When I woke up I got to rolling. I really love her crust. It’s so easy to use because it’s never crumbly and it isn’t prone to ripping apart from itself. If you fear homemade crust, get the book and use this recipe.

In the end I made 18 toaster pastries. The flavors are blueberry cherry balsamic, raspberry balsamic, and strawberry/raspberry/rhubarb. I left 6 out and packaged the rest to be put into the freezer.

The finished product.

Later in the day Jack decided he wanted to paint. I’ve wanted to paint for some time as well so we headed out to get a few supplies. When we got home we set everything up and then just painted whatever felt right at the time. His is a chaotic scene of animals and fictitious creatures, and mine is a chicken.

creative genius

We are now officially participating in Jillian’s Artful Summer! I will continue to post about our journey with art during this season.

In Need of Nature

Bridge over Battenkill

When I was younger I didn’t care much for anywhere rural. I didn’t always live in huge cities, but being somewhere really dark and removed from a town made me freaked out at night. My parents had a small cabin in northern Arizona and I would only ever go when I could bring a friend to keep my mind off the creepy woods.

My parents took me into nature, we went camping and fishing, and I really did enjoy it, but I never thought I’d want to spend considerable time there. As soon as I could live on my own I went straight to NYC!

I’m pretty sure “jubilarian” is not a real word.

Last weekend I went to my college reunion. I only live 3 hours from the city, and I’ve been back several times. But for some reason, this time was different.

As soon as I got to the George Washington Bridge I knew something felt different. I felt a little claustrophobic and quite annoyed. I started thinking how if anything really bad happened, people would never be able to get out, there’s just too many people there. (Sorry, the Girl Scout in me thinks of weird stuff like that.)

Walking through neighborhoods I kept thinking, “These people have no gardens, or lawns, and they have tiny kitchens, and how can they store all the food they put up in these tiny apartments??” (Clearly, I’ve started to lose my mind a little!)

The city really does have so much amazing stuff to see and great places to eat and I’m glad I live close enough to return regularly, but I honestly couldn’t wait to get back to seeing wide open spaces. I knew I’d miss my friends, but I just had to see some nature.

No driving faster than you can walk!

Once I crossed back onto the Palisades Parkway I instantly felt better. You could see trees and grass and beautiful views for miles. I was so thankful.

Then this week we spent a whole day in a more rural part of our area going on two field trips. Jack got to play by the water, we saw an old covered bridge, we saw beautiful green hills, and baby cows.
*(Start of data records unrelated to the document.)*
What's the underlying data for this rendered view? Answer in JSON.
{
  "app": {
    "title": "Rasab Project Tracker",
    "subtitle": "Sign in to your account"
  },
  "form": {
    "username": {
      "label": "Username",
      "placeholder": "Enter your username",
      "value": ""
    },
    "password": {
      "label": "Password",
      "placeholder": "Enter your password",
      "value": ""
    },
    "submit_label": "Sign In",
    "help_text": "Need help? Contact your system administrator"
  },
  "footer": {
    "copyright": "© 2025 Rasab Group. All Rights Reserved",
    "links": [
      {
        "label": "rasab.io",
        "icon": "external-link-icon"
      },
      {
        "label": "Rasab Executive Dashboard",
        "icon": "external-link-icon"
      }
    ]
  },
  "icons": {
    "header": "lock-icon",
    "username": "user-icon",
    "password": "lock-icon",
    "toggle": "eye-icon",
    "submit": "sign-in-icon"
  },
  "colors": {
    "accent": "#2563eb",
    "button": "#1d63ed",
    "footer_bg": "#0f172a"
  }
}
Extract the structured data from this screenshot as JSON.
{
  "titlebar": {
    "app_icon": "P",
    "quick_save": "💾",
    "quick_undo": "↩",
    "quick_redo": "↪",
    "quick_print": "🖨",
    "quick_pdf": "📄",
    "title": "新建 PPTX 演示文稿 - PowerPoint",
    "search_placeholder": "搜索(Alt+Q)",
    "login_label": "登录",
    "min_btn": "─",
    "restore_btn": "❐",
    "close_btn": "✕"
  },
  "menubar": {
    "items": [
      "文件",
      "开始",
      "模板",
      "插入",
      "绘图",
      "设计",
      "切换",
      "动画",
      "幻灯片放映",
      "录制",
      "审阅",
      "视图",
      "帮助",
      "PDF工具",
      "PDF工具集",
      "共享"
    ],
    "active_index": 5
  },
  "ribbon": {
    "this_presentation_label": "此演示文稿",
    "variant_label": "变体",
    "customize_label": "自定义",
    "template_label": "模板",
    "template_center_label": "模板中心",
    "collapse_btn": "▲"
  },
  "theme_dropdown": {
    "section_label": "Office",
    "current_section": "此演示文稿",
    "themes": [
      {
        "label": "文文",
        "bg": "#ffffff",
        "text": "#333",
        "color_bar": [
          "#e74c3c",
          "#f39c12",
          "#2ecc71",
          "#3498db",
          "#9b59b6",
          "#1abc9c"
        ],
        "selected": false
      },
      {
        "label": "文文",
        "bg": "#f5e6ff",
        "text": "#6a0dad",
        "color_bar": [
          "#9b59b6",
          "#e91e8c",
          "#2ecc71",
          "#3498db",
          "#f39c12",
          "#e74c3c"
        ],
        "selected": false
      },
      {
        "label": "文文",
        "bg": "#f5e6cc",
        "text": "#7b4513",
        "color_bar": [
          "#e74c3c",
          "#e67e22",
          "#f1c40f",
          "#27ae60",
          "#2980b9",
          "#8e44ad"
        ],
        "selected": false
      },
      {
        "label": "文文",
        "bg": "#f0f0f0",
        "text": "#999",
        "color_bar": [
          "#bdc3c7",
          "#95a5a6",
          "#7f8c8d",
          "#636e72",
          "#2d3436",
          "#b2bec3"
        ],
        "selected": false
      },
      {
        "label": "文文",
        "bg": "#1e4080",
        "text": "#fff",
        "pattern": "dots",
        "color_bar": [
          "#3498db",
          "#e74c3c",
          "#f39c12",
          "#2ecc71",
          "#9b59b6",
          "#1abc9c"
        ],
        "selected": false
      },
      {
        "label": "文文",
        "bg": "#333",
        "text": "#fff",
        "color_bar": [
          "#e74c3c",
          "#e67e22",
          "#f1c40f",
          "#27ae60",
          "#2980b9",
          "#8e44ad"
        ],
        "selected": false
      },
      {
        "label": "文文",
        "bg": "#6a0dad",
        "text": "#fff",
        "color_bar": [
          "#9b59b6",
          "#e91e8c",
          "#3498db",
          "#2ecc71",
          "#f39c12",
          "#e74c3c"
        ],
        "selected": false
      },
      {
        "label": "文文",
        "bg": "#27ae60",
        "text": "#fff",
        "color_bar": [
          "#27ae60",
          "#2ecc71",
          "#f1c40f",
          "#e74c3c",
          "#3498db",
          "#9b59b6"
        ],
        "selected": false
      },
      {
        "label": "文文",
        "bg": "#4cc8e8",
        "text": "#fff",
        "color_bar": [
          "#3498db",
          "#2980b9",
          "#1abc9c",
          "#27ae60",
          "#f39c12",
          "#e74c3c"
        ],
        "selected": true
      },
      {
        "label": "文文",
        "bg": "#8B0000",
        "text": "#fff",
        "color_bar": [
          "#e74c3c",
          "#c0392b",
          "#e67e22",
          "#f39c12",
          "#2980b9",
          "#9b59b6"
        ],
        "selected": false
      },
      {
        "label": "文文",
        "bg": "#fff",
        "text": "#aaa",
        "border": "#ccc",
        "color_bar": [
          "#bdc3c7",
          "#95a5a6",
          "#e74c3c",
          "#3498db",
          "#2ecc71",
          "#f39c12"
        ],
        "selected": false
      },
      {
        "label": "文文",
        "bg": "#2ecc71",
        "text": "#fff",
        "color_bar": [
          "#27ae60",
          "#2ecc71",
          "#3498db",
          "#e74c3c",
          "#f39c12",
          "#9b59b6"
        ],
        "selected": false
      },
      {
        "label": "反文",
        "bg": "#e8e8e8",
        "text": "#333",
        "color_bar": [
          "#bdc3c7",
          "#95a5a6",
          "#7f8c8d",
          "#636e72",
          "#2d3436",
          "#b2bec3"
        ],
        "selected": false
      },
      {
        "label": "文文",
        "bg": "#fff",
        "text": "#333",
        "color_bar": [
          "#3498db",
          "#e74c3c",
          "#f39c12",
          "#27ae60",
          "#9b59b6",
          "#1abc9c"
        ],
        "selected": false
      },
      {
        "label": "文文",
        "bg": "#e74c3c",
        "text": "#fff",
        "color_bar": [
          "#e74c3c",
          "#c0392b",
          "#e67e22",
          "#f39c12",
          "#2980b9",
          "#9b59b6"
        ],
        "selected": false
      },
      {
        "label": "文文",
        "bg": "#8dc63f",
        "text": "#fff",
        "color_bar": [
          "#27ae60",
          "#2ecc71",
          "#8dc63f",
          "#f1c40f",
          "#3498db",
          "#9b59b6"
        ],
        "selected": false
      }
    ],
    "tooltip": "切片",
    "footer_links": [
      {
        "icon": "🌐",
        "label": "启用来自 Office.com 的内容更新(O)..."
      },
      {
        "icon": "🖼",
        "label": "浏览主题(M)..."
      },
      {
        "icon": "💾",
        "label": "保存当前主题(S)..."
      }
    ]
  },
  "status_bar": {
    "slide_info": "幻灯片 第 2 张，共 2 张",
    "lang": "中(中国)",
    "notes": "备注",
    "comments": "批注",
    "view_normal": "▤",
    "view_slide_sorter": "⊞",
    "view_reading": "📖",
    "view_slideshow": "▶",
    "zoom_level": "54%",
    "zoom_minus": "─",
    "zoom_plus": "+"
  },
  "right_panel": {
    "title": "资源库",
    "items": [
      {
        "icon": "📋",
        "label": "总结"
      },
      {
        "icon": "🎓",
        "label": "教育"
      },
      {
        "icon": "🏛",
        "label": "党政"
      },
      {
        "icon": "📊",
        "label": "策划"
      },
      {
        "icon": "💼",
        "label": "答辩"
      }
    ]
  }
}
There are historic markers like this all over our area, I love reading them.

Today Jack played in the mud with a friend at the market while I worked. He was filthy and happy and I loved it. I’m not saying that in Brooklyn there aren’t parks or mud puddles or edibles growing on stoops, it’s just that I need those things on a much greater scale now.

Although many parts of my personality remain the same, I’m glad some parts have changed. I’m glad Jack gets to live where we do, and selfishly I’m really glad to live here too. I’m glad that no more than 10 minutes away I’m right in the midst of farms.

Nature is truly my Xanax.